WHAT YOU ARE ASKED TO DO>
Scan the lines below; pull out those with "JSON".

Data records for software interfaces>
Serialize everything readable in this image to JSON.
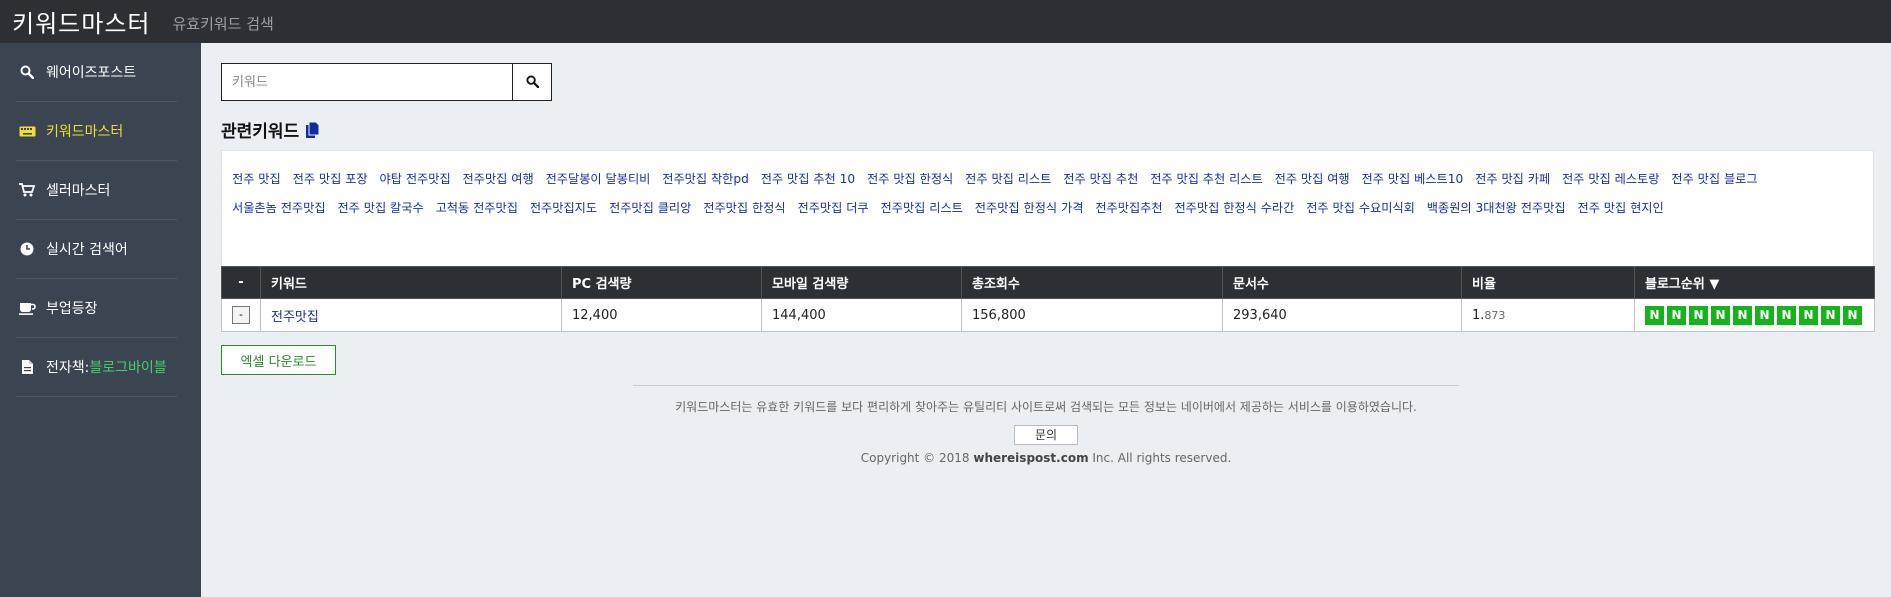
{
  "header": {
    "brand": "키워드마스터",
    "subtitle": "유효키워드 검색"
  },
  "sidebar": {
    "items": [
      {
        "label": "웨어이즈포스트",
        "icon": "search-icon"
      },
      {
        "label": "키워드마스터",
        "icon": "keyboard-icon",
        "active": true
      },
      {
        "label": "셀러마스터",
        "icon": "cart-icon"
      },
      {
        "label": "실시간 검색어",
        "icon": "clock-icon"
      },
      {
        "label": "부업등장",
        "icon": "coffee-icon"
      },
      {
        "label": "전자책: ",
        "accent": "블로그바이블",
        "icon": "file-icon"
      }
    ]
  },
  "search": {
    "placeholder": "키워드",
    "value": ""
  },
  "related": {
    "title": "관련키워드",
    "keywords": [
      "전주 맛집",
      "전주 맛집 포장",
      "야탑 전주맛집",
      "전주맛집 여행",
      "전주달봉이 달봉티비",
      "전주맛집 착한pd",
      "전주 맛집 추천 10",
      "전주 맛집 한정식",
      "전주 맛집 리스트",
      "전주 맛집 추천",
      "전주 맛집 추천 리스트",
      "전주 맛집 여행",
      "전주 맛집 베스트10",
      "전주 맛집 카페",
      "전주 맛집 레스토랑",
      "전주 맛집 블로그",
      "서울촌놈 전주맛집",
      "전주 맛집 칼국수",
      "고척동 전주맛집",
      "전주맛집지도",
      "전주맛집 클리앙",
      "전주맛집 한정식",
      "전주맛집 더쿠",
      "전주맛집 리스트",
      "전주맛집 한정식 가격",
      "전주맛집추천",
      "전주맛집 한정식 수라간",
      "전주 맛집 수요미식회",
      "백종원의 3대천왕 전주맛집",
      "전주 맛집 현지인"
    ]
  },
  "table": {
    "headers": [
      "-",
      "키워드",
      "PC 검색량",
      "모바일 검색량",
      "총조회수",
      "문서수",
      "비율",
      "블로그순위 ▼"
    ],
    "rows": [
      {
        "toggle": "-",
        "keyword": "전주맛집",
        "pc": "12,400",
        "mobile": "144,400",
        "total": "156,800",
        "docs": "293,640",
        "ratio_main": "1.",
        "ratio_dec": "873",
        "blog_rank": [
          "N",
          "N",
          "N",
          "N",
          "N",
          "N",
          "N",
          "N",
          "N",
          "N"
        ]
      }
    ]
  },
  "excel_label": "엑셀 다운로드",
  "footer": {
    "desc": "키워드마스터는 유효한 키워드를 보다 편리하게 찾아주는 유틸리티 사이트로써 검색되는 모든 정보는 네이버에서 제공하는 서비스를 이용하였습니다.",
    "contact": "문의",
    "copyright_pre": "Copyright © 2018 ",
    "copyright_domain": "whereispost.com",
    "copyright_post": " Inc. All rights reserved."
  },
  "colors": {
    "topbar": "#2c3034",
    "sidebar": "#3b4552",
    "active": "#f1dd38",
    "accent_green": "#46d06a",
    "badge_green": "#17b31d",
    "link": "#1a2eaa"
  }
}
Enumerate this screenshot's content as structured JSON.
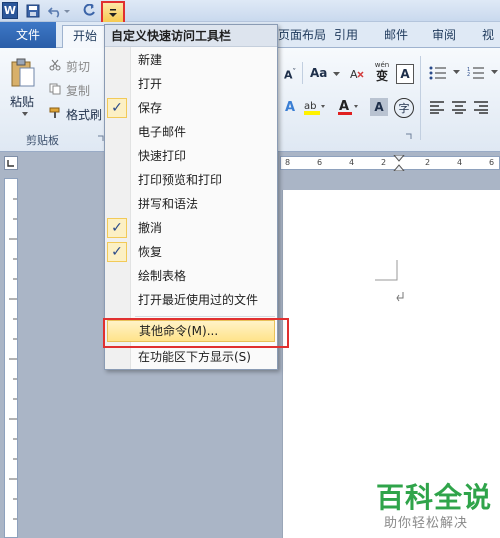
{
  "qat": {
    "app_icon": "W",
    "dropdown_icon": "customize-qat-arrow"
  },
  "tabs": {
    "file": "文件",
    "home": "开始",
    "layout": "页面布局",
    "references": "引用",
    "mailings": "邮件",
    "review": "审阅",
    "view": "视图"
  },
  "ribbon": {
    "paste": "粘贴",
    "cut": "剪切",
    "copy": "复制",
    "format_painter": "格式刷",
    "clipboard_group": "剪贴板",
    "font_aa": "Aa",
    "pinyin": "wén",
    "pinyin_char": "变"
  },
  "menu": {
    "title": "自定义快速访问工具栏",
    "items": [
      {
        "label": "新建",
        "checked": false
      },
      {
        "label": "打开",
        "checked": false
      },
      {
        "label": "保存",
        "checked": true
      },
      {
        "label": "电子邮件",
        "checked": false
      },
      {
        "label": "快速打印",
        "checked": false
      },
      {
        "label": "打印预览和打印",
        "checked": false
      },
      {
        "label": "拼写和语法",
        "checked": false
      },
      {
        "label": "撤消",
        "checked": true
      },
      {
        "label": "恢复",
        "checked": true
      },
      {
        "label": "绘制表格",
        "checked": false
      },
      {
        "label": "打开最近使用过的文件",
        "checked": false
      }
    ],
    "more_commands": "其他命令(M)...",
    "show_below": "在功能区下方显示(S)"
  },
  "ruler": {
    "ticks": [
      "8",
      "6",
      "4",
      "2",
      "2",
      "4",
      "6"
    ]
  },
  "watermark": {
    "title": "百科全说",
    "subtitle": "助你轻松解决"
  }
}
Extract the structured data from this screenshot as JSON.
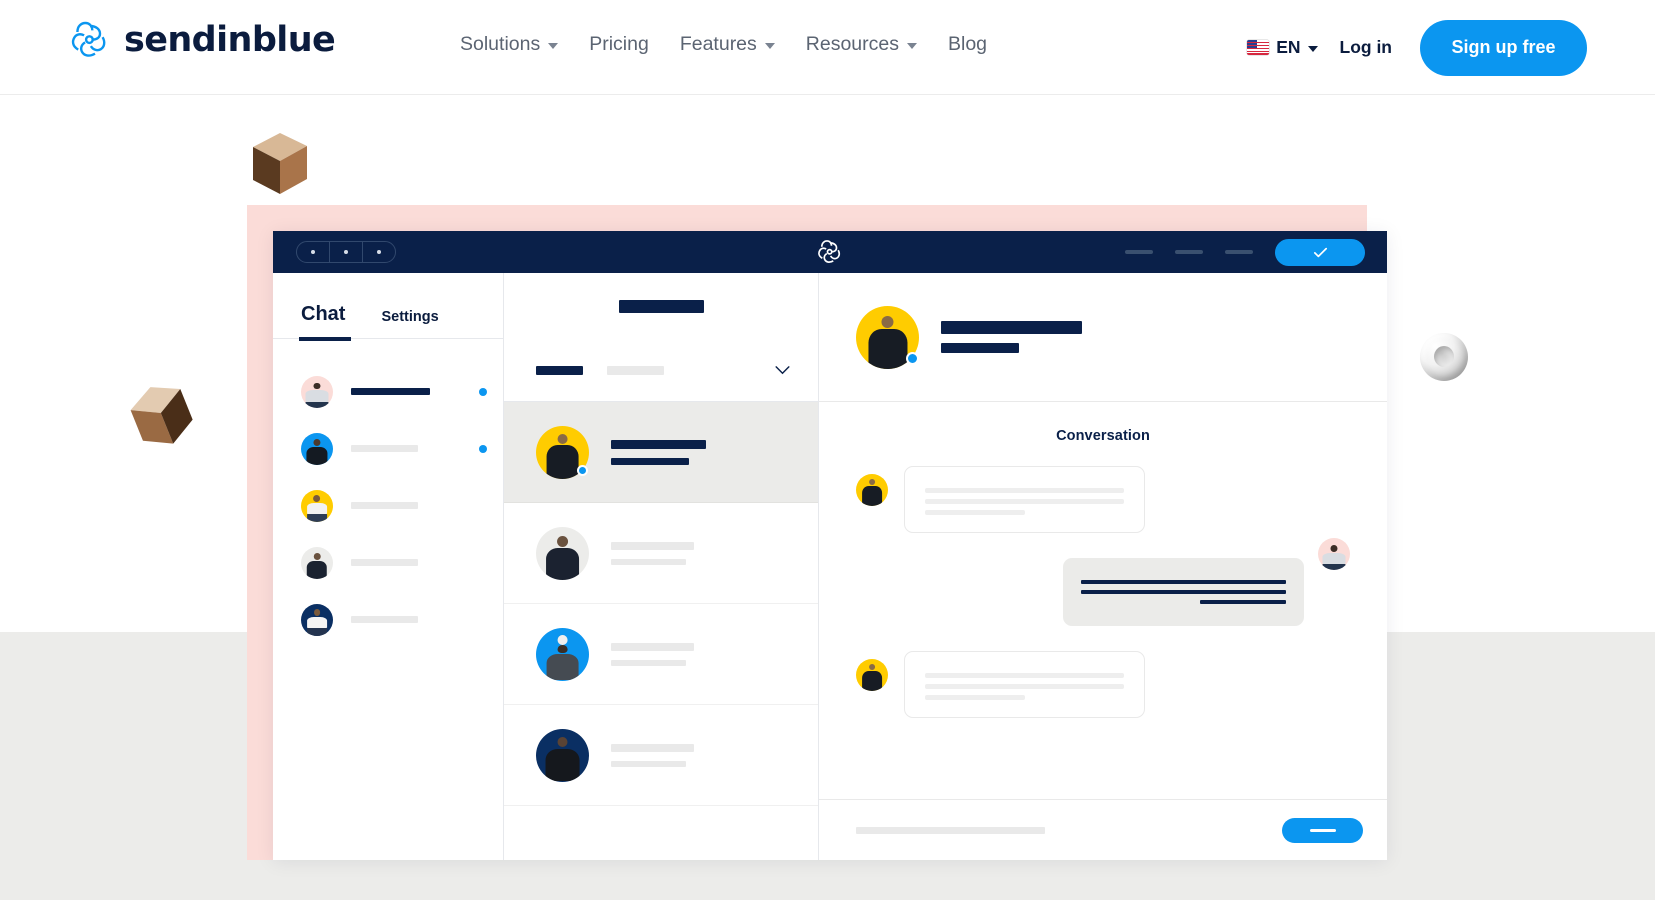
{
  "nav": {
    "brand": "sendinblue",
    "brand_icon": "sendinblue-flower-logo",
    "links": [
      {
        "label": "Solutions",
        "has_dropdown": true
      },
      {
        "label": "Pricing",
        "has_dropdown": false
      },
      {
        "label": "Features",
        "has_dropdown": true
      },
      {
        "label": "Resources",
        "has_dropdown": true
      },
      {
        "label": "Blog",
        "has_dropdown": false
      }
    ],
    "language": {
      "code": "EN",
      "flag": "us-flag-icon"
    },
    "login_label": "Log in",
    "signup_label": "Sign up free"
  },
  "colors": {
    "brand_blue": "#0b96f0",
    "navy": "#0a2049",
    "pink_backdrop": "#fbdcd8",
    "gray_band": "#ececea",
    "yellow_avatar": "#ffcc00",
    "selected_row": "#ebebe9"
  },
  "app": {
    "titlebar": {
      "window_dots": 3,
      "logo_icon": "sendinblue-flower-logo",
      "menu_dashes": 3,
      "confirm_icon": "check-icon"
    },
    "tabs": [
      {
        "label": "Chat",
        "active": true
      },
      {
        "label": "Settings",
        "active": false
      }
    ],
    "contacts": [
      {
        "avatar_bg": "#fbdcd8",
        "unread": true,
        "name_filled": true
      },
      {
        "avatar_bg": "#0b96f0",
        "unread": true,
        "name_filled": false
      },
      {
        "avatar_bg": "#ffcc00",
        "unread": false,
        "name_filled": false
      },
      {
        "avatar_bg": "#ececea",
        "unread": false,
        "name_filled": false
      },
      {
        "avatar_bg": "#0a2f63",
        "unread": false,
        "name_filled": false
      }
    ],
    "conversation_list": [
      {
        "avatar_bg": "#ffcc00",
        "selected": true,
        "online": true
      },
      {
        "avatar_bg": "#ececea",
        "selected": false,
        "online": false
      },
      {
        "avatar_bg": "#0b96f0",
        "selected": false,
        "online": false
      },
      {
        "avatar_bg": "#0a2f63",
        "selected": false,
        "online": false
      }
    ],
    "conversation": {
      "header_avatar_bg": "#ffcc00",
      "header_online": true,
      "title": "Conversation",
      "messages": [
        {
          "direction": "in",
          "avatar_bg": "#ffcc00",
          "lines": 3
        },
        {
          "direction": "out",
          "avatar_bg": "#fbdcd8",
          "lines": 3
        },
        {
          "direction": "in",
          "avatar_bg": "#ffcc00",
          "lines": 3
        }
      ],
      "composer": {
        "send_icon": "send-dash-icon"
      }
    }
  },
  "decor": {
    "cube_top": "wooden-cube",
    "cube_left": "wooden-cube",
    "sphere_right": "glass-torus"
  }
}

TASK SOLUTION>
Serialize everything readable in this image to JSON.
Enumerate this screenshot's content as structured JSON.
Extract the structured data from this screenshot as JSON.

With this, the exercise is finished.